The collection, originally housed on an 800-acre farm in rural Maryland, is comparable only to that of the Savitsky Museum in Nukus, Karakalpakstan, known to the French as 'Le Louvre des steppes,' and to Americans as subject of Amanda Pope and Tchavdar Georgiev's documentary film: The Desert of Forbidden Art, (as well as a recent controversy involving its director, Maranika Babanazarova, and the government of Uzbekistan).

Thanks to the Dodge Collection, one does not need to caravan  thousands of leagues to the fabled Khorezm Khanate in the oasis between Kyzyl Kum and Kara Kum deserts, in order to see Art that Stalin denounced, and that the Communist Party banned. 

One need only drive to New Jersey.

There are some 20,000 works by a thousand artists from the former Soviet Union given by the Dodges to the Zimmerli museum in 1991, forming a collection originally curated by Professor Alla Rosenfeld, author of Moscow Conceptualism in Context and From Gulag to Glasnost: Nonconformist Art from the Soviet Union.

Dodge's life and work are also subject of a 1994 nonfiction book by novelist John McPhee, The Ransom of Russian Art.   There is even a documentary film about the collection, on YouTube, The Russian Concept: Reflections on Russian Non-Conformist Art.

In 2012, the Zimmerli renovated what was now known as its Dodge Wing, highlighting 126 artworks by Grisha Bruskin, Eric Bulatov, Ilya Kabakov, Vitaly Komar, Alexander Melamid, Irina Nakhova, and Oleg Vassiliev, well-known in the New York and International Art World. Others, such as Victor Pivovarov, Boris Shesnikov, and a currently featured artist Vagrich Bakhchanyan may be better understood by Russian (and former Soviet) art mavens who visited the retrospective entitled "Accidental Absurdity" that closed on March 6th.

Sadly, Bakhchanyan committed suicide in 2009.  Although he had been an eminent illustrator in Russia, drawing for the "12 Chairs" section of Literaturnaya Gazeta, as well as making his own avant-garde works "off the books," his American art career never fully flowered, perhaps because anti-Soviet art was as politically incorrect in New York as in Soviet Moscow. There is a moving documentary about him on YouTube, entitled Vagrich and the Black Square, that speaks to his doubly marginalized fate. 

Bakhchanyan's audience in America therefore tended to be among Russian emigres who understood, in the words of Zimmerli associate curator Julia Tulovsky, "Bakhchanyan was an artist who recontextualized the absurdity of everyday life in the USSR to evoke a larger truth about humanity with profound clarity and wit... This is especially true of the slogans he created by subverting official propaganda." 

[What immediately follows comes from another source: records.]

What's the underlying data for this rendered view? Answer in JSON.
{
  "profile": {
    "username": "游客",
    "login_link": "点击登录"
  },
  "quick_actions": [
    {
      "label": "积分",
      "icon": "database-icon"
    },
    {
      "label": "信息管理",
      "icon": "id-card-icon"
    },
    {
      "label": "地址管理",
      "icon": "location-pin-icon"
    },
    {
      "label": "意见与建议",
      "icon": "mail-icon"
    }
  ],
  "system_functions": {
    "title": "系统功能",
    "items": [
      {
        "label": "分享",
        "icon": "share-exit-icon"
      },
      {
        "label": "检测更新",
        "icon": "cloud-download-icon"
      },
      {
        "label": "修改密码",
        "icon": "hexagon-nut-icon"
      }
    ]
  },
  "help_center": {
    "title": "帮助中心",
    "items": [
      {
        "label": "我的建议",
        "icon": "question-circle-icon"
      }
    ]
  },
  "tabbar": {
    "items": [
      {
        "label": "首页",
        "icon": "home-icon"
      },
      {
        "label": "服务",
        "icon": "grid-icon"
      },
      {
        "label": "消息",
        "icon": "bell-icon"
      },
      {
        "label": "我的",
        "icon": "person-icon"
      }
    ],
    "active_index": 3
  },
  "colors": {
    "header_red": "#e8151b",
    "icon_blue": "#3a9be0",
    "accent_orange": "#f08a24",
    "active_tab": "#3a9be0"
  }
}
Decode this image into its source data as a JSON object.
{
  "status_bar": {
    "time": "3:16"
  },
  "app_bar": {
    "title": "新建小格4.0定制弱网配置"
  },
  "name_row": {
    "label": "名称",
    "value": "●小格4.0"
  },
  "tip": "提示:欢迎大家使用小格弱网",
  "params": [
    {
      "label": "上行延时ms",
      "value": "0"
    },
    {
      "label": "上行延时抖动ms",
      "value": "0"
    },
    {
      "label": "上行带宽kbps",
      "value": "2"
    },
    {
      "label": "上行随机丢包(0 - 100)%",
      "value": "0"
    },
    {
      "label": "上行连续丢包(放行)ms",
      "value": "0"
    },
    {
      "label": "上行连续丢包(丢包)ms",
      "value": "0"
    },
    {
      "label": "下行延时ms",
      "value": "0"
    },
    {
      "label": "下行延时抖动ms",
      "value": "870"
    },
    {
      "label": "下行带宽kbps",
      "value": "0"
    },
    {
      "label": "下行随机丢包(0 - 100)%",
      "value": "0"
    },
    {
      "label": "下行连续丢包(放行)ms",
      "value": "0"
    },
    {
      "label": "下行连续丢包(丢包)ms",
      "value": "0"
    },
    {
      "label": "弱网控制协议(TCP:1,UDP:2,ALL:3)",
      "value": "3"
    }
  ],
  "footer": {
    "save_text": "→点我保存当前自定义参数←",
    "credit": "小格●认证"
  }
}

For example, he turned "We are here to turn life into a fairytale," into, "We are here to turn life into Kafka."  According to Tulovsky, the joke "remains an established colloquialism in former Soviet communities to reference the past (the words fairytale and Kafka sound very similar in Russian). 

The Kafka-esque nature of the Communist system is nowhere more dramatically portrayed than in Boris Sheshnikov's room-size installation, based upon paintings, drawings and prison notebooks depicting his imprisonment in a Siberian prison camp called Vetlosian from 1946-1954. Although he claimed his art to be apolitical, there can be no doubt that the mere documentation of camp life makes Kafka much more striking than just something to be read in a college literature class.

Which brings us to what Tulovsky told me is the masterwork of the collection, Victor Pivovarov's 1974 "Plan for the everyday objects of a lonely man," seen at the top of this blog post. In it, the artist, a children's book illustrator by profession, depicts the limits of the world in which he has autonomy--his apartment, desk, chair, apple, glass of tea, window, weather, and the time he has to enjoy them. Little things, but important things, which any individual deeply appreciates as escapes from the Kafka-esque environment which otherwise surrounds him.  

The sad beauty of that universe says all that needs to be said about the power and limits of Political Correctness. In providing a home to The Norton and Nancy Dodge Collection of Nonconformist Art from the Soviet Union, the Zimmerli Museum of Rutgers University has done great service to the arts, to freedom, to the Russian soul, and to America.

It's worth a detour to New Brunswick, New Jersey, to see it.